WORK INSTRUCTIONS →
All that is needed is every line of the listing below that has "with".

RECORDS SHOWN →
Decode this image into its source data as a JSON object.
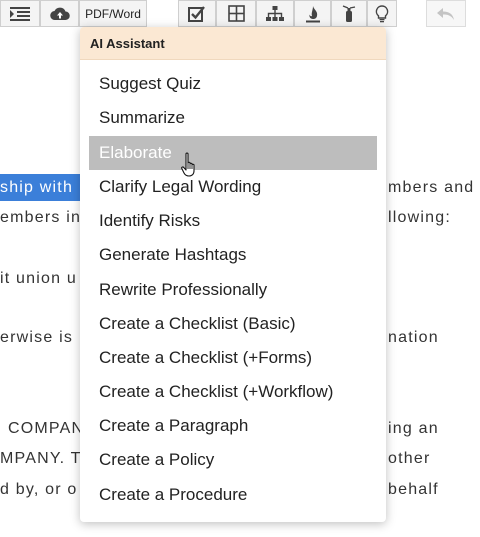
{
  "toolbar": {
    "pdf_word_label": "PDF/Word",
    "icons": [
      "indent-icon",
      "cloud-upload-icon",
      "checkbox-icon",
      "table-icon",
      "sitemap-icon",
      "fire-icon",
      "extinguisher-icon",
      "lightbulb-icon",
      "undo-icon"
    ]
  },
  "document": {
    "selected_text": "ship with",
    "lines": [
      {
        "left": "ship with",
        "right": "mbers and"
      },
      {
        "left": "embers in",
        "right": "llowing:"
      },
      {
        "left": "it union u",
        "right": ""
      },
      {
        "left": "erwise is",
        "right": "nation"
      },
      {
        "left": "COMPAN",
        "right": "ing an"
      },
      {
        "left": "MPANY. T",
        "right": "other"
      },
      {
        "left": "d by, or o",
        "right": "behalf"
      }
    ]
  },
  "menu": {
    "header": "AI Assistant",
    "items": [
      "Suggest Quiz",
      "Summarize",
      "Elaborate",
      "Clarify Legal Wording",
      "Identify Risks",
      "Generate Hashtags",
      "Rewrite Professionally",
      "Create a Checklist (Basic)",
      "Create a Checklist (+Forms)",
      "Create a Checklist (+Workflow)",
      "Create a Paragraph",
      "Create a Policy",
      "Create a Procedure"
    ],
    "active_index": 2
  },
  "colors": {
    "selection": "#3b7fd9",
    "menu_header_bg": "#fbe8d3",
    "menu_hover": "#bdbdbd"
  }
}
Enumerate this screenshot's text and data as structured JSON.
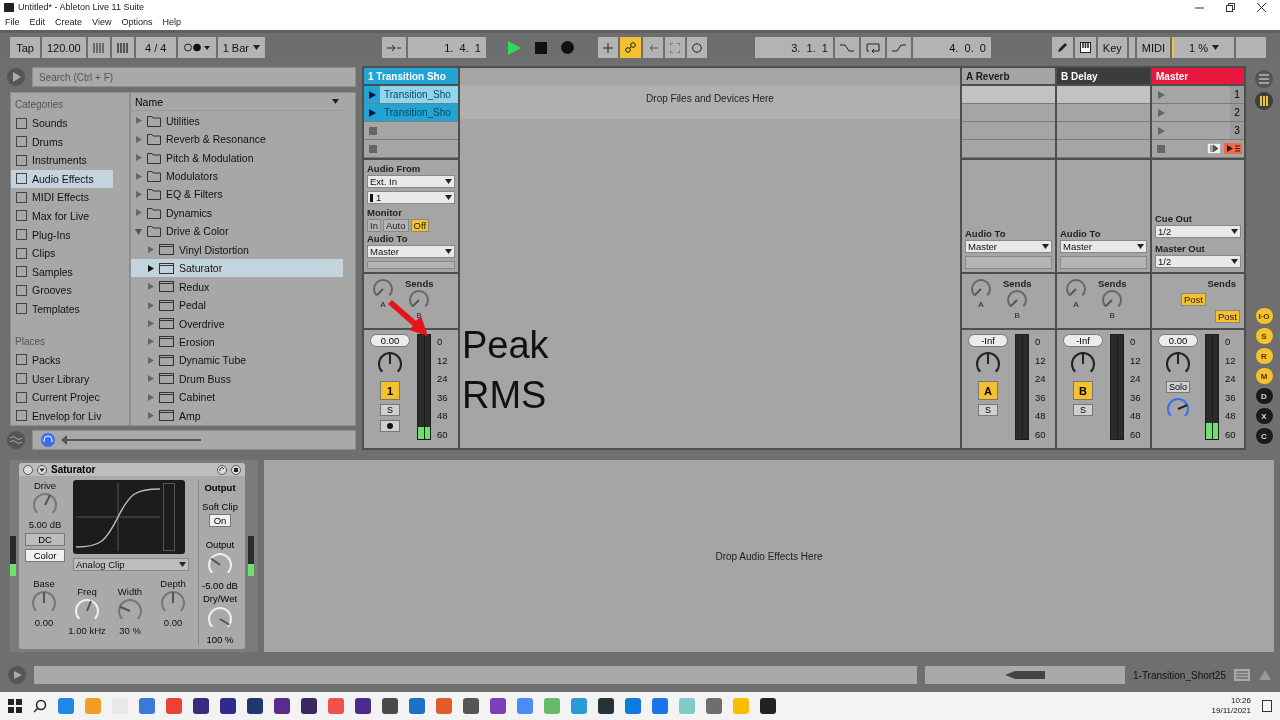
{
  "window": {
    "title": "Untitled* - Ableton Live 11 Suite"
  },
  "menu": [
    "File",
    "Edit",
    "Create",
    "View",
    "Options",
    "Help"
  ],
  "control_bar": {
    "tap": "Tap",
    "tempo": "120.00",
    "signature": "4 / 4",
    "quantization": "1 Bar",
    "position": "1.  4.  1",
    "automation_on": true,
    "loop_start": "3.  1.  1",
    "loop_length": "4.  0.  0",
    "key": "Key",
    "midi": "MIDI",
    "cpu": "1 %"
  },
  "browser": {
    "search": {
      "placeholder": "Search (Ctrl + F)"
    },
    "categories": {
      "title": "Categories",
      "items": [
        {
          "label": "Sounds",
          "selected": false
        },
        {
          "label": "Drums",
          "selected": false
        },
        {
          "label": "Instruments",
          "selected": false
        },
        {
          "label": "Audio Effects",
          "selected": true
        },
        {
          "label": "MIDI Effects",
          "selected": false
        },
        {
          "label": "Max for Live",
          "selected": false
        },
        {
          "label": "Plug-Ins",
          "selected": false
        },
        {
          "label": "Clips",
          "selected": false
        },
        {
          "label": "Samples",
          "selected": false
        },
        {
          "label": "Grooves",
          "selected": false
        },
        {
          "label": "Templates",
          "selected": false
        }
      ]
    },
    "places": {
      "title": "Places",
      "items": [
        {
          "label": "Packs",
          "selected": false
        },
        {
          "label": "User Library",
          "selected": false
        },
        {
          "label": "Current Projec",
          "selected": false
        },
        {
          "label": "Envelop for Liv",
          "selected": false
        }
      ]
    },
    "name_header": "Name",
    "items": [
      {
        "label": "Utilities",
        "expanded": false,
        "selected": false
      },
      {
        "label": "Reverb & Resonance",
        "expanded": false,
        "selected": false
      },
      {
        "label": "Pitch & Modulation",
        "expanded": false,
        "selected": false
      },
      {
        "label": "Modulators",
        "expanded": false,
        "selected": false
      },
      {
        "label": "EQ & Filters",
        "expanded": false,
        "selected": false
      },
      {
        "label": "Dynamics",
        "expanded": false,
        "selected": false
      },
      {
        "label": "Drive & Color",
        "expanded": true,
        "selected": false,
        "children": [
          {
            "label": "Vinyl Distortion",
            "expanded": false,
            "selected": false
          },
          {
            "label": "Saturator",
            "expanded": false,
            "selected": true
          },
          {
            "label": "Redux",
            "expanded": false,
            "selected": false
          },
          {
            "label": "Pedal",
            "expanded": false,
            "selected": false
          },
          {
            "label": "Overdrive",
            "expanded": false,
            "selected": false
          },
          {
            "label": "Erosion",
            "expanded": false,
            "selected": false
          },
          {
            "label": "Dynamic Tube",
            "expanded": false,
            "selected": false
          },
          {
            "label": "Drum Buss",
            "expanded": false,
            "selected": false
          },
          {
            "label": "Cabinet",
            "expanded": false,
            "selected": false
          },
          {
            "label": "Amp",
            "expanded": false,
            "selected": false
          }
        ]
      }
    ]
  },
  "session": {
    "drop_hint": "Drop Files and Devices Here",
    "annotations": [
      "Peak",
      "RMS"
    ],
    "tracks": [
      {
        "kind": "audio",
        "name": "1 Transition Sho",
        "color": "#22a4d4",
        "slots": [
          {
            "kind": "clip",
            "name": "Transition_Sho",
            "selected": true
          },
          {
            "kind": "clip",
            "name": "Transition_Sho",
            "selected": false
          },
          {
            "kind": "empty"
          },
          {
            "kind": "empty"
          }
        ],
        "audio_from": {
          "label": "Audio From",
          "source": "Ext. In",
          "channel": "1"
        },
        "monitor": {
          "label": "Monitor",
          "options": [
            {
              "label": "In",
              "selected": false
            },
            {
              "label": "Auto",
              "selected": false
            },
            {
              "label": "Off",
              "selected": true
            }
          ]
        },
        "audio_to": {
          "label": "Audio To",
          "value": "Master"
        },
        "sends": {
          "label": "Sends",
          "knobs": [
            "A",
            "B"
          ]
        },
        "volume": "0.00",
        "activator": {
          "label": "1",
          "on": true
        },
        "solo": {
          "label": "S",
          "on": false
        },
        "arm": {
          "on": false
        },
        "meter": {
          "level": 0.12
        },
        "scale": [
          "0",
          "12",
          "24",
          "36",
          "48",
          "60"
        ]
      },
      {
        "kind": "return",
        "name": "A Reverb",
        "color": "#a4a4a4",
        "slots": [
          {
            "kind": "blank"
          },
          {
            "kind": "blank"
          },
          {
            "kind": "blank"
          },
          {
            "kind": "blank"
          }
        ],
        "audio_to": {
          "label": "Audio To",
          "value": "Master"
        },
        "sends": {
          "label": "Sends",
          "knobs": [
            "A",
            "B"
          ]
        },
        "volume": "-Inf",
        "activator": {
          "label": "A",
          "on": true
        },
        "solo": {
          "label": "S",
          "on": false
        },
        "meter": {
          "level": 0
        },
        "scale": [
          "0",
          "12",
          "24",
          "36",
          "48",
          "60"
        ]
      },
      {
        "kind": "return",
        "name": "B Delay",
        "color": "#3c3c3c",
        "slots": [
          {
            "kind": "blank"
          },
          {
            "kind": "blank"
          },
          {
            "kind": "blank"
          },
          {
            "kind": "blank"
          }
        ],
        "audio_to": {
          "label": "Audio To",
          "value": "Master"
        },
        "sends": {
          "label": "Sends",
          "knobs": [
            "A",
            "B"
          ]
        },
        "volume": "-Inf",
        "activator": {
          "label": "B",
          "on": true
        },
        "solo": {
          "label": "S",
          "on": false
        },
        "meter": {
          "level": 0
        },
        "scale": [
          "0",
          "12",
          "24",
          "36",
          "48",
          "60"
        ]
      },
      {
        "kind": "master",
        "name": "Master",
        "color": "#e8173d",
        "slots": [
          {
            "kind": "scene",
            "label": "1"
          },
          {
            "kind": "scene",
            "label": "2"
          },
          {
            "kind": "scene",
            "label": "3"
          },
          {
            "kind": "stop_all"
          }
        ],
        "cue_out": {
          "label": "Cue Out",
          "value": "1/2"
        },
        "master_out": {
          "label": "Master Out",
          "value": "1/2"
        },
        "sends": {
          "label": "Sends",
          "posts": [
            "Post",
            "Post"
          ]
        },
        "volume": "0.00",
        "solo": {
          "label": "Solo",
          "on": false
        },
        "meter": {
          "level": 0.15
        },
        "scale": [
          "0",
          "12",
          "24",
          "36",
          "48",
          "60"
        ]
      }
    ]
  },
  "mode_buttons": [
    {
      "label": "I·O",
      "on": true
    },
    {
      "label": "S",
      "on": true
    },
    {
      "label": "R",
      "on": true
    },
    {
      "label": "M",
      "on": true
    },
    {
      "label": "D",
      "on": false
    },
    {
      "label": "X",
      "on": false
    },
    {
      "label": "C",
      "on": false
    }
  ],
  "device": {
    "name": "Saturator",
    "drive": {
      "label": "Drive",
      "value": "5.00 dB"
    },
    "dc": {
      "label": "DC",
      "on": false
    },
    "color": {
      "label": "Color",
      "on": true
    },
    "type": "Analog Clip",
    "output_title": "Output",
    "soft_clip": {
      "label": "Soft Clip",
      "button": "On",
      "on": true
    },
    "output": {
      "label": "Output",
      "value": "-5.00 dB"
    },
    "dry_wet": {
      "label": "Dry/Wet",
      "value": "100 %"
    },
    "knobs": [
      {
        "label": "Base",
        "value": "0.00"
      },
      {
        "label": "Freq",
        "value": "1.00 kHz"
      },
      {
        "label": "Width",
        "value": "30 %"
      },
      {
        "label": "Depth",
        "value": "0.00"
      }
    ],
    "drop_hint": "Drop Audio Effects Here"
  },
  "status_bar": {
    "clip_name": "1-Transition_Short25"
  },
  "taskbar": {
    "time": "10:26",
    "date": "19/11/2021"
  }
}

SOLUTION →
    "selected_text": "ship with",
        "left": "ship with",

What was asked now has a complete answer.